**Try it:** The response must contain every record, repeated exactly.

**** Extracted material ****

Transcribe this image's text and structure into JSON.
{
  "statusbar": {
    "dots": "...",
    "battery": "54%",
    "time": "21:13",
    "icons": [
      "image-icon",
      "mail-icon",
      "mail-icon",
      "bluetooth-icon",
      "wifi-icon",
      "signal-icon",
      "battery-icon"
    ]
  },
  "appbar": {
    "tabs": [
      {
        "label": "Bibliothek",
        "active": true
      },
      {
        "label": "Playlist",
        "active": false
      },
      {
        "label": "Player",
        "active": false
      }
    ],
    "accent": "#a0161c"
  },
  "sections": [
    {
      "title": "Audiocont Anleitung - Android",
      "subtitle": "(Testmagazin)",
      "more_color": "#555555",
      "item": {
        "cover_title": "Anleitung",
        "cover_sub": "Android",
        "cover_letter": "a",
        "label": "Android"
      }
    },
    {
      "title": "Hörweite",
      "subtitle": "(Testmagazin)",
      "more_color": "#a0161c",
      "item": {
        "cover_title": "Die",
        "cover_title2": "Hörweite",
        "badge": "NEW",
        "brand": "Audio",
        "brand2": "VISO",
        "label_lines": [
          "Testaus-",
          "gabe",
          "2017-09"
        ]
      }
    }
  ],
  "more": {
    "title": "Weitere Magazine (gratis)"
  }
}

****

**Completed exercise:**
Transcribe this image's text and structure into JSON.
{
  "statusbar": {
    "dots": "...",
    "battery": "54%",
    "time": "21:13",
    "icons": [
      "image-icon",
      "mail-icon",
      "mail-icon",
      "bluetooth-icon",
      "wifi-icon",
      "signal-icon",
      "battery-icon"
    ]
  },
  "appbar": {
    "tabs": [
      {
        "label": "Bibliothek",
        "active": true
      },
      {
        "label": "Playlist",
        "active": false
      },
      {
        "label": "Player",
        "active": false
      }
    ],
    "accent": "#a0161c"
  },
  "sections": [
    {
      "title": "Audiocont Anleitung - Android",
      "subtitle": "(Testmagazin)",
      "more_color": "#555555",
      "item": {
        "cover_title": "Anleitung",
        "cover_sub": "Android",
        "cover_letter": "a",
        "label": "Android"
      }
    },
    {
      "title": "Hörweite",
      "subtitle": "(Testmagazin)",
      "more_color": "#a0161c",
      "item": {
        "cover_title": "Die",
        "cover_title2": "Hörweite",
        "badge": "NEW",
        "brand": "Audio",
        "brand2": "VISO",
        "label_lines": [
          "Testaus-",
          "gabe",
          "2017-09"
        ]
      }
    }
  ],
  "more": {
    "title": "Weitere Magazine (gratis)"
  }
}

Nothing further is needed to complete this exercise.